YOUR INSTRUCTIONS: On how many lines of these entries does the word "name" occur? State the number alone.

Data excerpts

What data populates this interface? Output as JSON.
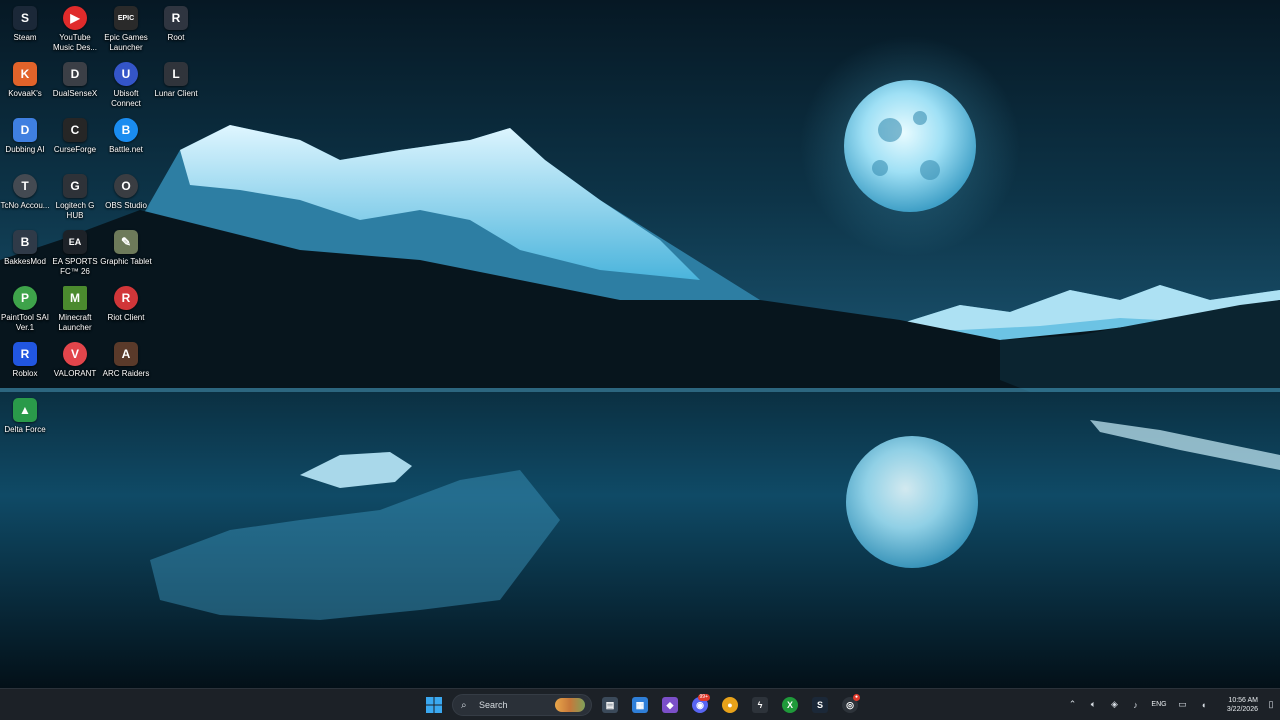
{
  "desktop": {
    "icons": [
      {
        "label": "Steam",
        "glyph": "S",
        "color": "#1b2838"
      },
      {
        "label": "YouTube Music Des...",
        "glyph": "▶",
        "color": "#e02b2b"
      },
      {
        "label": "Epic Games Launcher",
        "glyph": "EPIC",
        "color": "#2a2a2a"
      },
      {
        "label": "Root",
        "glyph": "R",
        "color": "#2f3540"
      },
      {
        "label": "KovaaK's",
        "glyph": "K",
        "color": "#e2632a"
      },
      {
        "label": "DualSenseX",
        "glyph": "D",
        "color": "#3b3f46"
      },
      {
        "label": "Ubisoft Connect",
        "glyph": "U",
        "color": "#3455c8"
      },
      {
        "label": "Lunar Client",
        "glyph": "L",
        "color": "#30343b"
      },
      {
        "label": "Dubbing AI",
        "glyph": "D",
        "color": "#3f7fe0"
      },
      {
        "label": "CurseForge",
        "glyph": "C",
        "color": "#262626"
      },
      {
        "label": "Battle.net",
        "glyph": "B",
        "color": "#1a8cf0"
      },
      {
        "label": "TcNo Accou...",
        "glyph": "T",
        "color": "#444a52"
      },
      {
        "label": "Logitech G HUB",
        "glyph": "G",
        "color": "#2e3238"
      },
      {
        "label": "OBS Studio",
        "glyph": "O",
        "color": "#3a3d42"
      },
      {
        "label": "BakkesMod",
        "glyph": "B",
        "color": "#2f3a48"
      },
      {
        "label": "EA SPORTS FC™ 26",
        "glyph": "EA",
        "color": "#1d2228"
      },
      {
        "label": "Graphic Tablet",
        "glyph": "✎",
        "color": "#6d7a5a"
      },
      {
        "label": "PaintTool SAI Ver.1",
        "glyph": "P",
        "color": "#3ea34a"
      },
      {
        "label": "Minecraft Launcher",
        "glyph": "M",
        "color": "#4b8a2e"
      },
      {
        "label": "Riot Client",
        "glyph": "R",
        "color": "#d13639"
      },
      {
        "label": "Roblox",
        "glyph": "R",
        "color": "#2156e0"
      },
      {
        "label": "VALORANT",
        "glyph": "V",
        "color": "#e2454b"
      },
      {
        "label": "ARC Raiders",
        "glyph": "A",
        "color": "#5a3a2a"
      },
      {
        "label": "Delta Force",
        "glyph": "▲",
        "color": "#2a9a4a"
      }
    ]
  },
  "taskbar": {
    "search_label": "Search",
    "apps": [
      {
        "name": "file-explorer-icon",
        "glyph": "▤",
        "color": "#3b4a5a"
      },
      {
        "name": "calendar-app-icon",
        "glyph": "▦",
        "color": "#2f7fd8"
      },
      {
        "name": "visual-studio-icon",
        "glyph": "◆",
        "color": "#7b4fc9"
      },
      {
        "name": "discord-icon",
        "glyph": "◉",
        "color": "#5865f2",
        "badge": "99+"
      },
      {
        "name": "game-app-icon",
        "glyph": "●",
        "color": "#e8a21a"
      },
      {
        "name": "lightning-app-icon",
        "glyph": "ϟ",
        "color": "#2d333a"
      },
      {
        "name": "xbox-icon",
        "glyph": "X",
        "color": "#1f9a3a"
      },
      {
        "name": "steam-taskbar-icon",
        "glyph": "S",
        "color": "#1b2838"
      },
      {
        "name": "chrome-icon",
        "glyph": "◎",
        "color": "#2d333a",
        "badge": "●"
      }
    ],
    "tray": {
      "language": "ENG",
      "time": "10:56 AM",
      "date": "3/22/2026"
    }
  }
}
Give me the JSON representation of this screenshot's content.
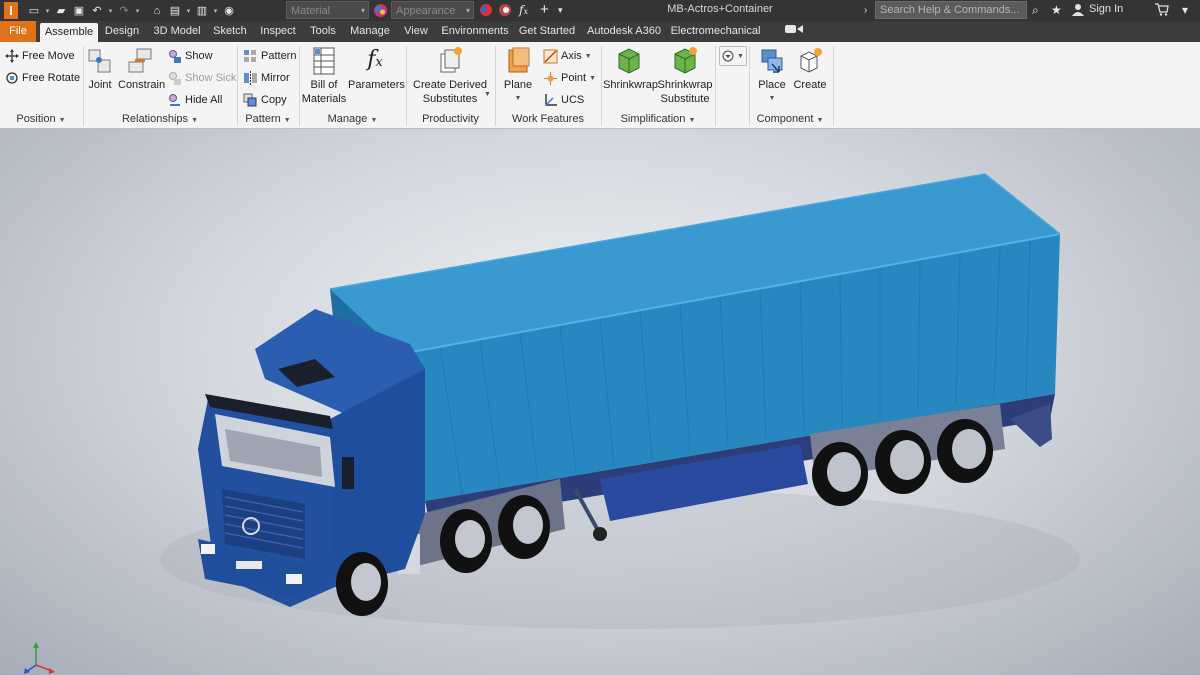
{
  "app": {
    "logo_letter": "I",
    "document_title": "MB-Actros+Container",
    "material_select": "Material",
    "appearance_select": "Appearance",
    "search_placeholder": "Search Help & Commands...",
    "sign_in": "Sign In"
  },
  "tabs": [
    {
      "label": "File"
    },
    {
      "label": "Assemble"
    },
    {
      "label": "Design"
    },
    {
      "label": "3D Model"
    },
    {
      "label": "Sketch"
    },
    {
      "label": "Inspect"
    },
    {
      "label": "Tools"
    },
    {
      "label": "Manage"
    },
    {
      "label": "View"
    },
    {
      "label": "Environments"
    },
    {
      "label": "Get Started"
    },
    {
      "label": "Autodesk A360"
    },
    {
      "label": "Electromechanical"
    }
  ],
  "ribbon": {
    "position": {
      "free_move": "Free Move",
      "free_rotate": "Free Rotate",
      "label": "Position"
    },
    "relationships": {
      "joint": "Joint",
      "constrain": "Constrain",
      "show": "Show",
      "show_sick": "Show Sick",
      "hide_all": "Hide All",
      "label": "Relationships"
    },
    "pattern": {
      "pattern": "Pattern",
      "mirror": "Mirror",
      "copy": "Copy",
      "label": "Pattern"
    },
    "manage": {
      "bom_line1": "Bill of",
      "bom_line2": "Materials",
      "parameters": "Parameters",
      "label": "Manage"
    },
    "productivity": {
      "derived_line1": "Create Derived",
      "derived_line2": "Substitutes",
      "label": "Productivity"
    },
    "work_features": {
      "plane": "Plane",
      "axis": "Axis",
      "point": "Point",
      "ucs": "UCS",
      "label": "Work Features"
    },
    "simplification": {
      "shrinkwrap": "Shrinkwrap",
      "shrinkwrap_sub_line1": "Shrinkwrap",
      "shrinkwrap_sub_line2": "Substitute",
      "label": "Simplification"
    },
    "component": {
      "place": "Place",
      "create": "Create",
      "label": "Component"
    }
  },
  "colors": {
    "accent_orange": "#e0721a",
    "titlebar": "#343434",
    "ribbon_bg": "#f4f4f4",
    "cab_blue": "#1f4f9a",
    "container_blue": "#2a8ac0"
  },
  "icons": [
    "app-logo-icon",
    "new-icon",
    "open-icon",
    "save-icon",
    "undo-icon",
    "redo-icon",
    "home-icon",
    "print-icon",
    "update-icon",
    "measure-icon",
    "appearance-icon",
    "fx-icon",
    "plus-icon",
    "search-icon",
    "star-icon",
    "user-icon",
    "cart-icon"
  ]
}
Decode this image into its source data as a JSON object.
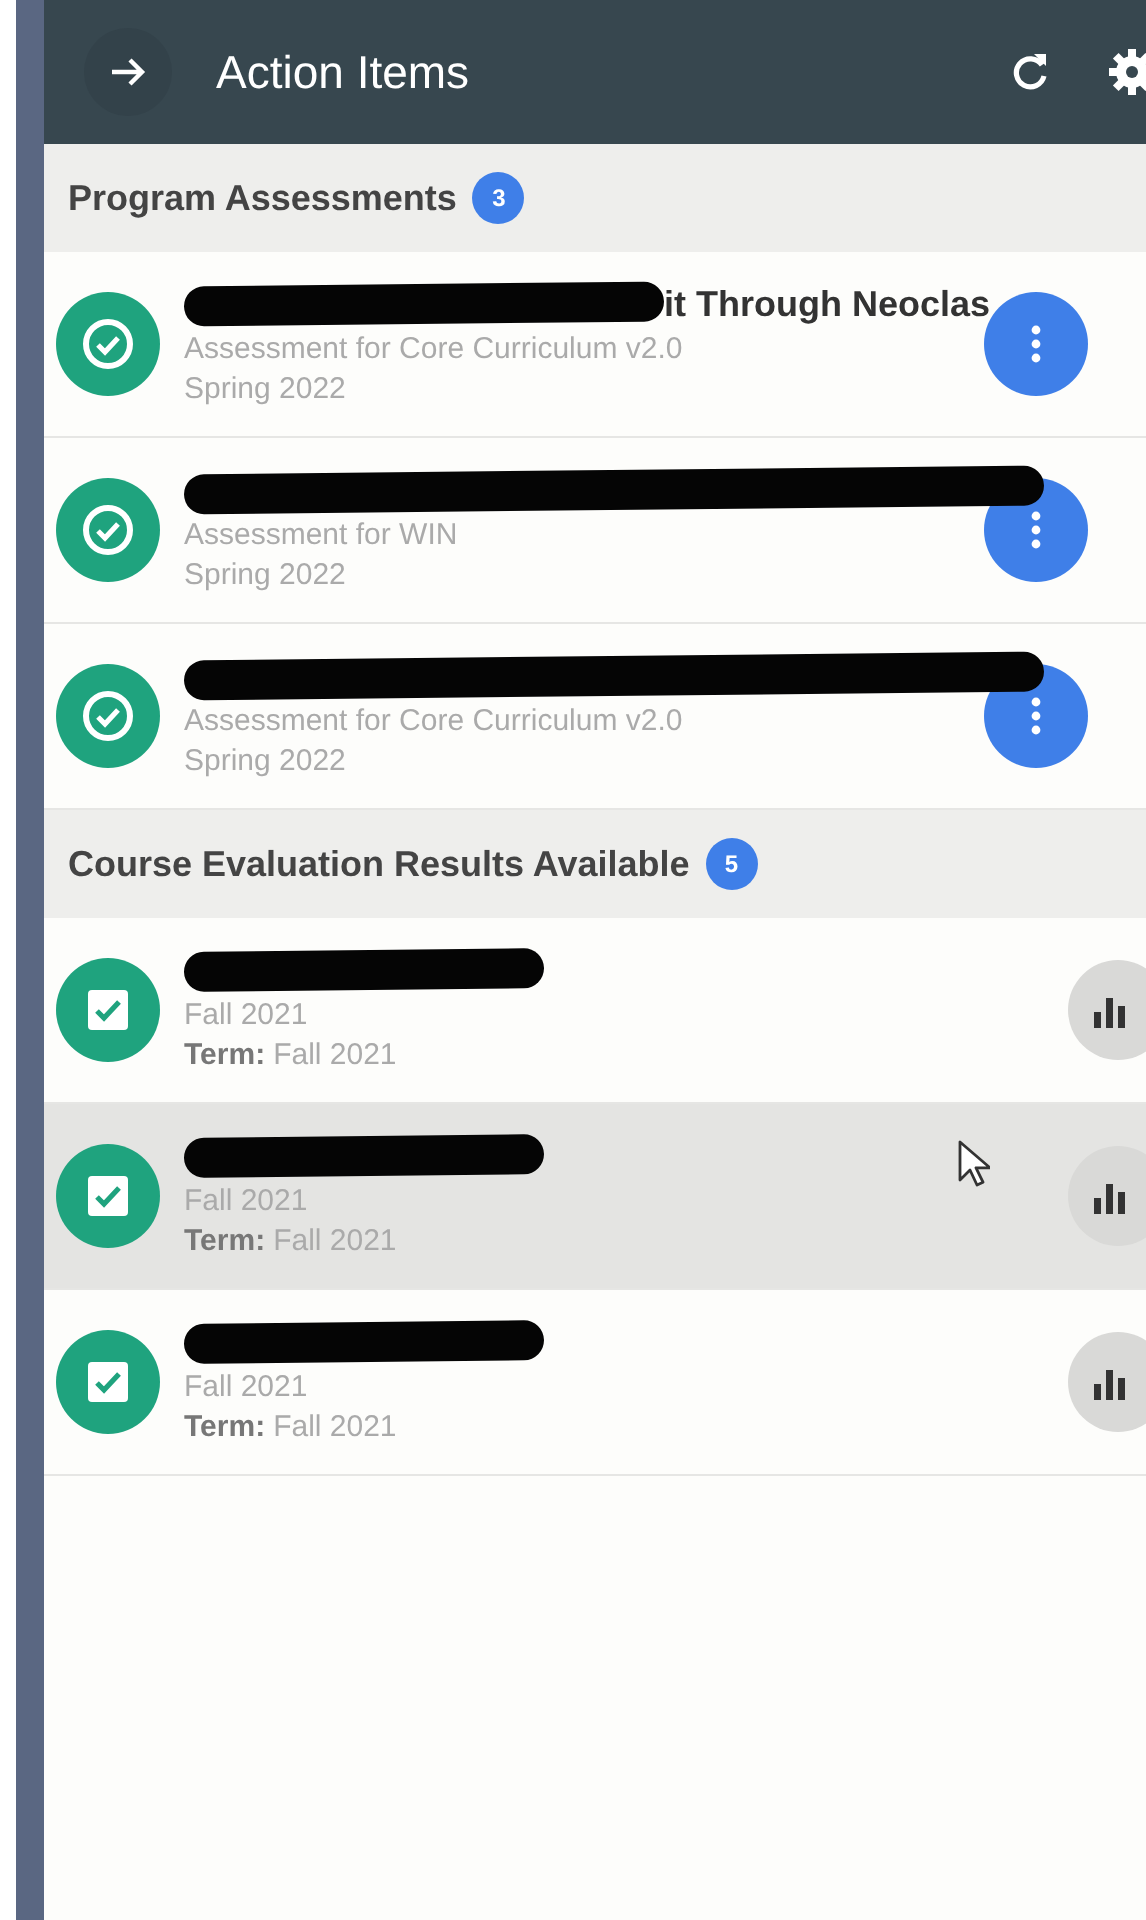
{
  "header": {
    "title": "Action Items"
  },
  "sections": [
    {
      "title": "Program Assessments",
      "count": "3",
      "kind": "assessment",
      "items": [
        {
          "redacted": true,
          "title": "it Through Neoclas",
          "subtitle": "Assessment for Core Curriculum v2.0",
          "term": "Spring 2022"
        },
        {
          "redacted": true,
          "subtitle": "Assessment for WIN",
          "term": "Spring 2022"
        },
        {
          "redacted": true,
          "subtitle": "Assessment for Core Curriculum v2.0",
          "term": "Spring 2022"
        }
      ]
    },
    {
      "title": "Course Evaluation Results Available",
      "count": "5",
      "kind": "evaluation",
      "items": [
        {
          "redacted": true,
          "hovered": false,
          "subtitle": "Fall 2021",
          "term_label": "Term:",
          "term": "Fall 2021"
        },
        {
          "redacted": true,
          "hovered": true,
          "subtitle": "Fall 2021",
          "term_label": "Term:",
          "term": "Fall 2021"
        },
        {
          "redacted": true,
          "hovered": false,
          "subtitle": "Fall 2021",
          "term_label": "Term:",
          "term": "Fall 2021"
        }
      ]
    }
  ]
}
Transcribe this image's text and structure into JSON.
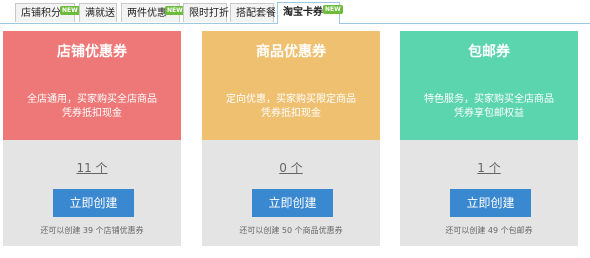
{
  "tabs": [
    {
      "label": "店铺积分",
      "badge": "NEW"
    },
    {
      "label": "满就送",
      "badge": ""
    },
    {
      "label": "两件优惠",
      "badge": "NEW"
    },
    {
      "label": "限时打折",
      "badge": ""
    },
    {
      "label": "搭配套餐",
      "badge": ""
    },
    {
      "label": "淘宝卡券",
      "badge": "NEW"
    }
  ],
  "active_tab": "淘宝卡券",
  "colors": {
    "card_store": "#ee7777",
    "card_product": "#f0c071",
    "card_shipping": "#5bd5ad",
    "button": "#3a88d0",
    "badge": "#6dbb3a"
  },
  "cards": [
    {
      "title": "店铺优惠券",
      "desc_line1": "全店通用，买家购买全店商品",
      "desc_line2": "凭券抵扣现金",
      "count": "11 个",
      "button": "立即创建",
      "remain": "还可以创建 39 个店铺优惠券"
    },
    {
      "title": "商品优惠券",
      "desc_line1": "定向优惠，买家购买限定商品",
      "desc_line2": "凭券抵扣现金",
      "count": "0 个",
      "button": "立即创建",
      "remain": "还可以创建 50 个商品优惠券"
    },
    {
      "title": "包邮券",
      "desc_line1": "特色服务，买家购买全店商品",
      "desc_line2": "凭券享包邮权益",
      "count": "1 个",
      "button": "立即创建",
      "remain": "还可以创建 49 个包邮券"
    }
  ]
}
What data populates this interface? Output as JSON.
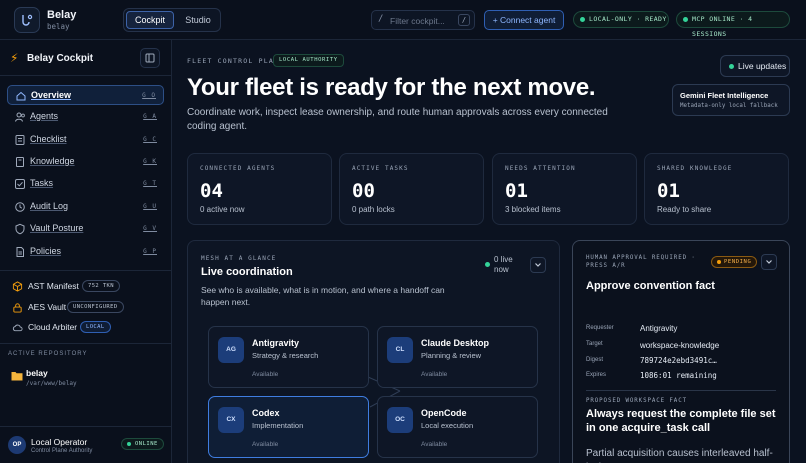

ANSWER BOX: 9